[[ Records supplied, beginning ]]

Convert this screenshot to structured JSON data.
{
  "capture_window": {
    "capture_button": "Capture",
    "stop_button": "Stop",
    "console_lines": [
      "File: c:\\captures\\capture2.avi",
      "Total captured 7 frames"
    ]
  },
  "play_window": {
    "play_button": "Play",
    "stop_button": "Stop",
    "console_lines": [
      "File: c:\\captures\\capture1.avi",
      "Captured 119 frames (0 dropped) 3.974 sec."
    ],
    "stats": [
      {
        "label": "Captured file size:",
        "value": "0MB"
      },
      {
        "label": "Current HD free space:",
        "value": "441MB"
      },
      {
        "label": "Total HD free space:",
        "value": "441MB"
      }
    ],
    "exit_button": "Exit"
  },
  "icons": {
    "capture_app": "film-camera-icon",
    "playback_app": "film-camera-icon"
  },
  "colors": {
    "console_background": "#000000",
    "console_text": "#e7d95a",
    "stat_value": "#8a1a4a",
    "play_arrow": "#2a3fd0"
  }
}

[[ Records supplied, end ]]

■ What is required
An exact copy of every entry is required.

■ Output for this exercise
Convert this screenshot to structured JSON data.
{
  "capture_window": {
    "capture_button": "Capture",
    "stop_button": "Stop",
    "console_lines": [
      "File: c:\\captures\\capture2.avi",
      "Total captured 7 frames"
    ]
  },
  "play_window": {
    "play_button": "Play",
    "stop_button": "Stop",
    "console_lines": [
      "File: c:\\captures\\capture1.avi",
      "Captured 119 frames (0 dropped) 3.974 sec."
    ],
    "stats": [
      {
        "label": "Captured file size:",
        "value": "0MB"
      },
      {
        "label": "Current HD free space:",
        "value": "441MB"
      },
      {
        "label": "Total HD free space:",
        "value": "441MB"
      }
    ],
    "exit_button": "Exit"
  },
  "icons": {
    "capture_app": "film-camera-icon",
    "playback_app": "film-camera-icon"
  },
  "colors": {
    "console_background": "#000000",
    "console_text": "#e7d95a",
    "stat_value": "#8a1a4a",
    "play_arrow": "#2a3fd0"
  }
}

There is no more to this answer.